Even if you don’t like salmon, may I suggest just trying the Salmon & Asparagus on served on Orzo. If you can serve it with a nice fresh piece of Alaskan or Northern Atlantic salmon, it will be even better.
Today’s prompt was inspired by a post from Jennifer Wells
Post your favorite picture from each month of 2012
Today’s prompt is courtesy of Carolyn Rubenstein.
Year in Review As you reflect back on the happenings of 2012, what were your high points and what were your low points? What do you notice as you look back on the year as a whole?
Thinking on it, the high and low point of this year both revolve around, airplanes. That’s been a recurring theme the last few posts, the roll of airplanes in 2012. As I think on it some more, there were at least 30 airplanes in my year.
The high point was jumping out of a perfectly good plane to skydive for only the second time in my life. It was an amazing experience shared with a friend from work. We crawled into this piece of crap plane with a pull down door make of what seemed like it was made out of cellophane. We took off and climbed up over the desert.

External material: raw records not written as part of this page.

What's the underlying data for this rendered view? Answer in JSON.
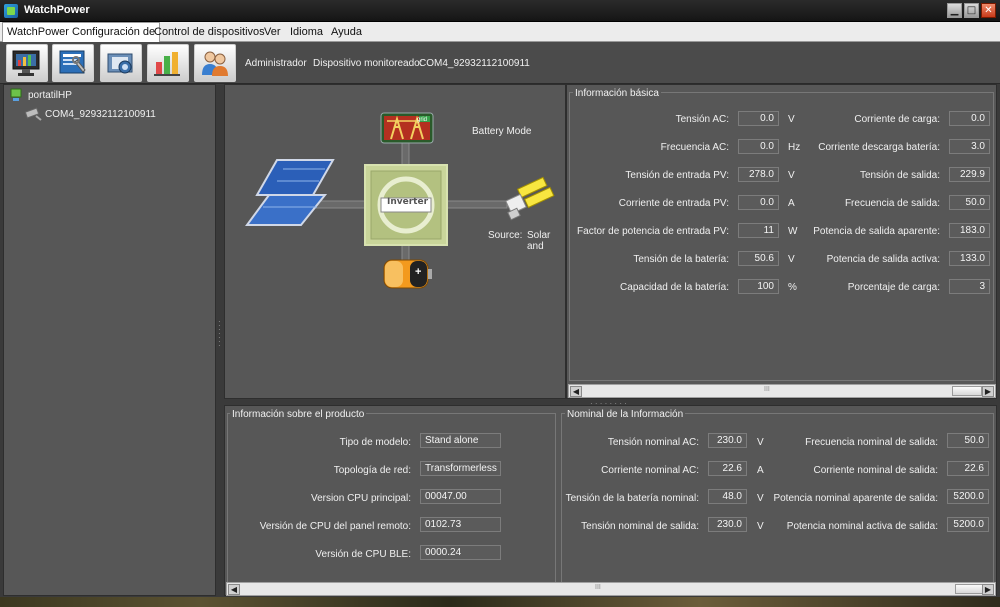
{
  "window": {
    "title": "WatchPower"
  },
  "menu": [
    "WatchPower Configuración de",
    "Control de dispositivos",
    "Ver",
    "Idioma",
    "Ayuda"
  ],
  "toolbar": {
    "buttons": [
      "monitor-icon",
      "settings-icon",
      "camera-icon",
      "data-chart-icon",
      "users-icon"
    ],
    "user": "Administrador",
    "device_label": "Dispositivo monitoreado:",
    "device_value": "COM4_92932112100911"
  },
  "tree": {
    "root": "portatilHP",
    "child": "COM4_92932112100911"
  },
  "diagram": {
    "mode": "Battery Mode",
    "inverter_label": "Inverter",
    "grid_label": "grid",
    "source_label": "Source:",
    "source_value": "Solar and",
    "battery_symbol": "+"
  },
  "basic_info": {
    "title": "Información básica",
    "left": [
      {
        "label": "Tensión AC:",
        "value": "0.0",
        "unit": "V"
      },
      {
        "label": "Frecuencia AC:",
        "value": "0.0",
        "unit": "Hz"
      },
      {
        "label": "Tensión de entrada PV:",
        "value": "278.0",
        "unit": "V"
      },
      {
        "label": "Corriente de entrada PV:",
        "value": "0.0",
        "unit": "A"
      },
      {
        "label": "Factor de potencia de entrada PV:",
        "value": "11",
        "unit": "W"
      },
      {
        "label": "Tensión de la batería:",
        "value": "50.6",
        "unit": "V"
      },
      {
        "label": "Capacidad de la batería:",
        "value": "100",
        "unit": "%"
      }
    ],
    "right": [
      {
        "label": "Corriente de carga:",
        "value": "0.0"
      },
      {
        "label": "Corriente descarga batería:",
        "value": "3.0"
      },
      {
        "label": "Tensión de salida:",
        "value": "229.9"
      },
      {
        "label": "Frecuencia de salida:",
        "value": "50.0"
      },
      {
        "label": "Potencia de salida aparente:",
        "value": "183.0"
      },
      {
        "label": "Potencia de salida activa:",
        "value": "133.0"
      },
      {
        "label": "Porcentaje de carga:",
        "value": "3"
      }
    ],
    "scroll_label": "III"
  },
  "product_info": {
    "title": "Información sobre el producto",
    "rows": [
      {
        "label": "Tipo de modelo:",
        "value": "Stand alone"
      },
      {
        "label": "Topología de red:",
        "value": "Transformerless"
      },
      {
        "label": "Version CPU principal:",
        "value": "00047.00"
      },
      {
        "label": "Versión de CPU del panel remoto:",
        "value": "0102.73"
      },
      {
        "label": "Versión de CPU BLE:",
        "value": "0000.24"
      }
    ]
  },
  "nominal_info": {
    "title": "Nominal de la Información",
    "left": [
      {
        "label": "Tensión nominal AC:",
        "value": "230.0",
        "unit": "V"
      },
      {
        "label": "Corriente nominal AC:",
        "value": "22.6",
        "unit": "A"
      },
      {
        "label": "Tensión de la batería nominal:",
        "value": "48.0",
        "unit": "V"
      },
      {
        "label": "Tensión nominal de salida:",
        "value": "230.0",
        "unit": "V"
      }
    ],
    "right": [
      {
        "label": "Frecuencia nominal de salida:",
        "value": "50.0"
      },
      {
        "label": "Corriente nominal de salida:",
        "value": "22.6"
      },
      {
        "label": "Potencia nominal aparente de salida:",
        "value": "5200.0"
      },
      {
        "label": "Potencia nominal activa de salida:",
        "value": "5200.0"
      }
    ],
    "scroll_label": "III"
  },
  "colors": {
    "background": "#575757",
    "titlebar": "#151515",
    "menubar": "#ececec",
    "battery": "#f39a1e",
    "inverter": "#c9d59a"
  }
}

Then one by one, people started jumping out, some on their own, others, like me in a tandem.
My favorite part is still the image of the plane flying away from us as we fell. There was nothing below us but brown Southern California desert. It didn’t seem that we were falling that fast. Then the parachute opened and the world became quiet.

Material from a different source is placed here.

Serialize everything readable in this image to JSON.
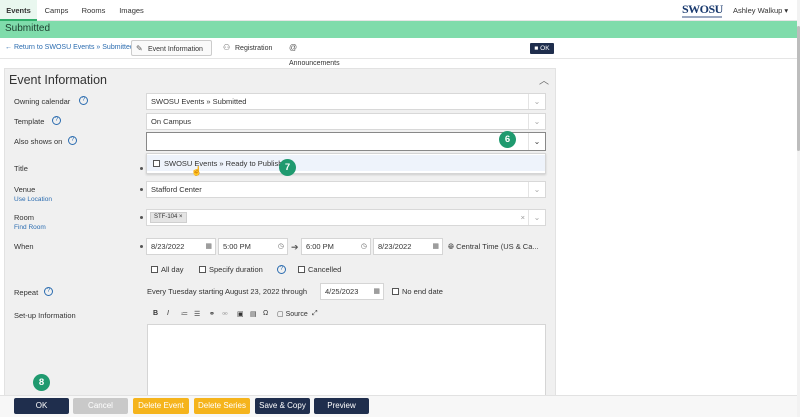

The video of my landing is below.
What I didn’t tell anyone about that landing is that I injured my tailbone. I was uncomfortable for about 4 weeks, especially during my flights to and around Europe later that month. It was still all good.
The low point was in March when I had to get on a plane to China. My daughter had a cheer competition that day and I had to miss it. The Child has been cheering for 7 years now. Prior to that day, I had never missed one of her competitions. I complained about them all. I complained about the early call time and the endless waiting. But during those 3 minutes when her teams perform, it’s completely worth everything, the money, the time, the pickups and drop offs, it’s all worth it.
In the course of a season my daughter’s team may have 7 to 10 competitions. Normally, I have the luxury of setting my own travel schedule and I never miss big events. I may run to the airport later that day, but I don’t miss competitions completely. I did this trip.
That Saturday morning, the team had a competition at Universal Studios. We would have driven carpool that morning, but we had to made a stop at LAX. So I loaded my bags in the car, we drove to my daughter’s school and we dropped her off to be carpooled to the competition. I felt horrible. My daughter didn’t care at all. It was strange to get on a plane and know that by time they told me to turn off my phone, the Child would be warming up to perform. The text that would tell me they won would not come for 14 hours later when I was in the back of a car, heading to my hotel. I smiled, wished I had been there and closed my eyes to rest.
Decades after I graduated college my mom once told me how bad she felt that she couldn’t come to my freshman orientation. She had to work. Now I know how she felt.